Population structures of the gastropods Gibbula umbilicaris and Gibbula ardens (Trochidae), the two most common species of the genus Gibbula living in shallow beds of the Mediterranean seagrass Posidonia oceanica, were investigated in the seagrass bed off Lacco Ameno of Ischia (Gulf of Naples), at six stations along a depth gradient (1, 3, 5, 10, 15 and 25 m). Sampling was performed on a monthly basis for 1 year. A total of 853 individuals were counted and measured. The two gastropod populations analysed show a rather similar distributional trend in all seasons and depths. Recruitment occurred at the shallowest stations (1–3 m depth), where the populations were characterised by higher values of abundance and biomass, confirming that G. umbilicaris and G. ardens are typical species of the shallow community of P. oceanica seagrass beds. Juveniles were exclusively found in 1 month of the whole year: G. umbilicaris in April, G. ardens in July. The survivorship curves of both Gibbula species, derived from the size-frequency distribution of shells, showed a very low mortality rate in the first months after settlement. Demographic analysis of G. umbilicaris suggests a rather slow growth rate and a polymorphic maturation strategy with a lifespan of 1 year for most individuals, but lifespan may also reach about 2 years in a few specimens. Gibbula ardens has a lifespan of about 1 year and a fast growth rate, especially during the first couple of months after settlement. Therefore, on the basis of lifespan and recruitment time, both species seem to be semelparous.
|Titolo:||Population ecology of Gibbula umbilicaris and Gibbula ardens (Gastropoda: Trochidae) in a Posidonia oceanica seagrass bed|

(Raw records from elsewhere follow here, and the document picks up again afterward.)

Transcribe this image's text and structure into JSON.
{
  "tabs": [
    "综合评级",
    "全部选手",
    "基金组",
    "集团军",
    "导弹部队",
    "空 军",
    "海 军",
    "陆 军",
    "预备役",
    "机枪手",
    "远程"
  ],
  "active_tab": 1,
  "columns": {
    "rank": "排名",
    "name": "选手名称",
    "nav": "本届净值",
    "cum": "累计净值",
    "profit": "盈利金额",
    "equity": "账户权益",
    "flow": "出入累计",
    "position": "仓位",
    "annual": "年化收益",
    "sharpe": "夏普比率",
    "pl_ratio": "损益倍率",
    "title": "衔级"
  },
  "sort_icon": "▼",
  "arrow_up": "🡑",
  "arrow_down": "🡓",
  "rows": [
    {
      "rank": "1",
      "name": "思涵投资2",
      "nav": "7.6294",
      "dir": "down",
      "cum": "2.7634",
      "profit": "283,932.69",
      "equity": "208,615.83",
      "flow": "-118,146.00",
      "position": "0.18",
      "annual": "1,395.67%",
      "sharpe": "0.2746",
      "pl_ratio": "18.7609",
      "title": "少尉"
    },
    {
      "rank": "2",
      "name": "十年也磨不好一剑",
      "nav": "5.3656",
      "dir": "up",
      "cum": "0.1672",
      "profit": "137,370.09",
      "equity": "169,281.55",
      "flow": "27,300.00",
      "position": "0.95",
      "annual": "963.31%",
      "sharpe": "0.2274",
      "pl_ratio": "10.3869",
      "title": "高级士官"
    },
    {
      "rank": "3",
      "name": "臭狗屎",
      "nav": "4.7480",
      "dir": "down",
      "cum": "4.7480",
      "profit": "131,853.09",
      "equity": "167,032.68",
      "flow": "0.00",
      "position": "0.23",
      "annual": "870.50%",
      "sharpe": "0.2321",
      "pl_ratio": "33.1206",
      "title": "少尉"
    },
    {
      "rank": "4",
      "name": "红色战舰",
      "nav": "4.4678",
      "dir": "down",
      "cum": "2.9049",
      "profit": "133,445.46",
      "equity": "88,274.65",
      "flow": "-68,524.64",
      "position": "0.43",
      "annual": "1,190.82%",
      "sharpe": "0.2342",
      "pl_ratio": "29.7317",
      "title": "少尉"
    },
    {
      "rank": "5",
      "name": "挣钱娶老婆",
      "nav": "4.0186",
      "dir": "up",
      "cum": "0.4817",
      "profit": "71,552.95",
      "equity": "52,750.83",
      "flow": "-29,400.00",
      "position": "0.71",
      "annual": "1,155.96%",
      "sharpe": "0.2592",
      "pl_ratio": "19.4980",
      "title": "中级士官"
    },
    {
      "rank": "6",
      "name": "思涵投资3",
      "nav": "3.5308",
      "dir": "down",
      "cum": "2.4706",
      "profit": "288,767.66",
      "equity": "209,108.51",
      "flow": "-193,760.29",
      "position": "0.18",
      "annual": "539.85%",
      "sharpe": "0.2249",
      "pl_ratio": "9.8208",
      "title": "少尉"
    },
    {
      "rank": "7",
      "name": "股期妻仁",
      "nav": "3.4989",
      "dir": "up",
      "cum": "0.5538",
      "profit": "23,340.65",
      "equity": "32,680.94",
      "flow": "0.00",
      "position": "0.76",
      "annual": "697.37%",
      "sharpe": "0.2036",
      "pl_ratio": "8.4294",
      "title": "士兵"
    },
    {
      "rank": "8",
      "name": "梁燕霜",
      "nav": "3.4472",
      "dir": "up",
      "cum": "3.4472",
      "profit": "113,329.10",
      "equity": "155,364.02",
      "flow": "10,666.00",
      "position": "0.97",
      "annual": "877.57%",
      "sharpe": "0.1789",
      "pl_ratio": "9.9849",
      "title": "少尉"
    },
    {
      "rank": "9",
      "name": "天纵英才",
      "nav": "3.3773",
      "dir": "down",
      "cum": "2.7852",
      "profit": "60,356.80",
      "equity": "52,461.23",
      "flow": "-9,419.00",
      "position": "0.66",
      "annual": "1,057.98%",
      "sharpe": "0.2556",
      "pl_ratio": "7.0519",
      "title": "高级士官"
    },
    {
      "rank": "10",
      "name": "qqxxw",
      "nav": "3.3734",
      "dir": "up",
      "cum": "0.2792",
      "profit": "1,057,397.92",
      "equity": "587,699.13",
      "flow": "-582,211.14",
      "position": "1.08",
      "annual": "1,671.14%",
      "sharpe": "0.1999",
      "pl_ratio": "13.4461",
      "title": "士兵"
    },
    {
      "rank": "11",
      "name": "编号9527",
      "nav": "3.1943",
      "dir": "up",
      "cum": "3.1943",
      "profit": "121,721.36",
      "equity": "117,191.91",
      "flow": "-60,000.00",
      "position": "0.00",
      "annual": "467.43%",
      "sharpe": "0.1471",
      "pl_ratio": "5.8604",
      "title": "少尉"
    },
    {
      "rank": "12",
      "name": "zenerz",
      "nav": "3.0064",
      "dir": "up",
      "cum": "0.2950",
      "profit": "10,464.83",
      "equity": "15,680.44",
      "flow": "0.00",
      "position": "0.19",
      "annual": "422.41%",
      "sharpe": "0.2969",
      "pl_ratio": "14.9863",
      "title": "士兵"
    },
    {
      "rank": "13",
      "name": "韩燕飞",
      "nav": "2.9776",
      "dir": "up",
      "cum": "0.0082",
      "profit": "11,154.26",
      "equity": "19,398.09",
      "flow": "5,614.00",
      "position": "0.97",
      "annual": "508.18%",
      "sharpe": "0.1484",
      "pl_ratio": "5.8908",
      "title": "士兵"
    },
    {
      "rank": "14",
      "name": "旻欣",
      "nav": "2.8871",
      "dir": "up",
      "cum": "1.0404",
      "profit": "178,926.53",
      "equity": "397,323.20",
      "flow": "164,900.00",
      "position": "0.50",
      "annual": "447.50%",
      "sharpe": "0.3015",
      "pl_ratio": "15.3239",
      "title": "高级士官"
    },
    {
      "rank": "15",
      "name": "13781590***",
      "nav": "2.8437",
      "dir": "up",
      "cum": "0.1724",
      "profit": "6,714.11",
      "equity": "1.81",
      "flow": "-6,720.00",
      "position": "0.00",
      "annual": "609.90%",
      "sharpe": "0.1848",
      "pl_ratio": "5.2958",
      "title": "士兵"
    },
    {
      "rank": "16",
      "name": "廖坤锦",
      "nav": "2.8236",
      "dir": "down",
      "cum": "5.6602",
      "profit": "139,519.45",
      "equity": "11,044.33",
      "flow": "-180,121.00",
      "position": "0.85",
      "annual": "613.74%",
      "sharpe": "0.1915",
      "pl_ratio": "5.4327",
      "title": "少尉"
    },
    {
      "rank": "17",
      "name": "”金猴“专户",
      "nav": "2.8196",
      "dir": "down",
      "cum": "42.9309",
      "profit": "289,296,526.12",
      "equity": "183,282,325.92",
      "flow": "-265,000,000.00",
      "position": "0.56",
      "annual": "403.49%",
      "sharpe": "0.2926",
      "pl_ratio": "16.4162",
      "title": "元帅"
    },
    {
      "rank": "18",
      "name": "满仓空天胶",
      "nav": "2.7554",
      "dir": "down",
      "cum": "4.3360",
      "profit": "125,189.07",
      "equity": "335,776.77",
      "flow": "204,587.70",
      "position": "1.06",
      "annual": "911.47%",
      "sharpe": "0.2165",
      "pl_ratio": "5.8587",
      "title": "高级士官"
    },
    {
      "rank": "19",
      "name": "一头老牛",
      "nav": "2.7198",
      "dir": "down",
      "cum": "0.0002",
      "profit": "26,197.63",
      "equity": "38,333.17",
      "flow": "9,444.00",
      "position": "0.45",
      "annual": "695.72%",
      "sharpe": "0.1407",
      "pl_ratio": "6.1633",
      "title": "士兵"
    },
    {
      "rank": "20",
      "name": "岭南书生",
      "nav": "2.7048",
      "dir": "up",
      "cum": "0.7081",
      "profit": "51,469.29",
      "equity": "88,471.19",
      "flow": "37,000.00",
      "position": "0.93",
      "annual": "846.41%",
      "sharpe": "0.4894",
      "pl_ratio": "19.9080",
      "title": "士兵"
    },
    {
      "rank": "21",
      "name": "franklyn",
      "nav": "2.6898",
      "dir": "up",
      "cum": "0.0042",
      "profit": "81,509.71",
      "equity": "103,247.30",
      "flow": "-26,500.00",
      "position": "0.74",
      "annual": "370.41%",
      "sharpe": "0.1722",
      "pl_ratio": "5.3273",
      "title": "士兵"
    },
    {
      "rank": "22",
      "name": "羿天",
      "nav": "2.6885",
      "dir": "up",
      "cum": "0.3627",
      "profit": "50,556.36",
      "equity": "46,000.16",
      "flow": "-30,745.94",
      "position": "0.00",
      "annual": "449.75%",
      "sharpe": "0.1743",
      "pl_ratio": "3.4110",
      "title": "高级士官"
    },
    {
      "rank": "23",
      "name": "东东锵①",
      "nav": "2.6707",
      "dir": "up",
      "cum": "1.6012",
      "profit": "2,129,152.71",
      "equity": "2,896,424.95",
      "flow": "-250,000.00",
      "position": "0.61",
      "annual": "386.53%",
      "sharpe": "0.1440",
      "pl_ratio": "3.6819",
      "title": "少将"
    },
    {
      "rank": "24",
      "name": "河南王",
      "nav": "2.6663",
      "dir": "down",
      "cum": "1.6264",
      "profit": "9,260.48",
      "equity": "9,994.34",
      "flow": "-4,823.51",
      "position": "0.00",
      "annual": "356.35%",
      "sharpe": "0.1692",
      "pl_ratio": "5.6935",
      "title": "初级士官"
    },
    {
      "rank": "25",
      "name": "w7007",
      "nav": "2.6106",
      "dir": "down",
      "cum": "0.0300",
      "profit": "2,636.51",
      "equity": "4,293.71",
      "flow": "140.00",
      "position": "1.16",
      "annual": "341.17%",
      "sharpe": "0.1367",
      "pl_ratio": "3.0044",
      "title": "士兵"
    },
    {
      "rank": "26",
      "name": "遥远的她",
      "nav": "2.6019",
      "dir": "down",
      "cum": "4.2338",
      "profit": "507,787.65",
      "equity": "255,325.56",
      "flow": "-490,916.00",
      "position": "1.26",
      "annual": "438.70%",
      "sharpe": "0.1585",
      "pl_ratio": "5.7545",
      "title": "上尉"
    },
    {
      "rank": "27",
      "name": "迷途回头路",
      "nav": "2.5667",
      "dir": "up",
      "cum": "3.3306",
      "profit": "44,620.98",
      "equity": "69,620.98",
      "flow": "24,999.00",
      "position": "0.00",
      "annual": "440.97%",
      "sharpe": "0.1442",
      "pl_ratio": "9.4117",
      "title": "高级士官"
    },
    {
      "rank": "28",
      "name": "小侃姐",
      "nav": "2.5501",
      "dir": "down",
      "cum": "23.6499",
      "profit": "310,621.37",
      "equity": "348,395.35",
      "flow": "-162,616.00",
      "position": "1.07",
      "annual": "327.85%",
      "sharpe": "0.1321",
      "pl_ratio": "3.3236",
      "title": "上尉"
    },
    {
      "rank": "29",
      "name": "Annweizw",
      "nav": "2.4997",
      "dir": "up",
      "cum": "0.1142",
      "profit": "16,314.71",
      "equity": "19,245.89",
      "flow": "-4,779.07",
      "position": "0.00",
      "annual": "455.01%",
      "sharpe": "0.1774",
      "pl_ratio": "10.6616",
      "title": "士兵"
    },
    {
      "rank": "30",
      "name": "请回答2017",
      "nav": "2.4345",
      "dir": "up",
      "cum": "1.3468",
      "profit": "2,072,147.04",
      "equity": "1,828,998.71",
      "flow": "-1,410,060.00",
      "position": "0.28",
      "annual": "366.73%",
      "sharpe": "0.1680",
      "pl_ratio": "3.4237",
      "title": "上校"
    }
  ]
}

|Data di pubblicazione:||2016|
|Appare nelle tipologie:||1.1 Articolo in rivista|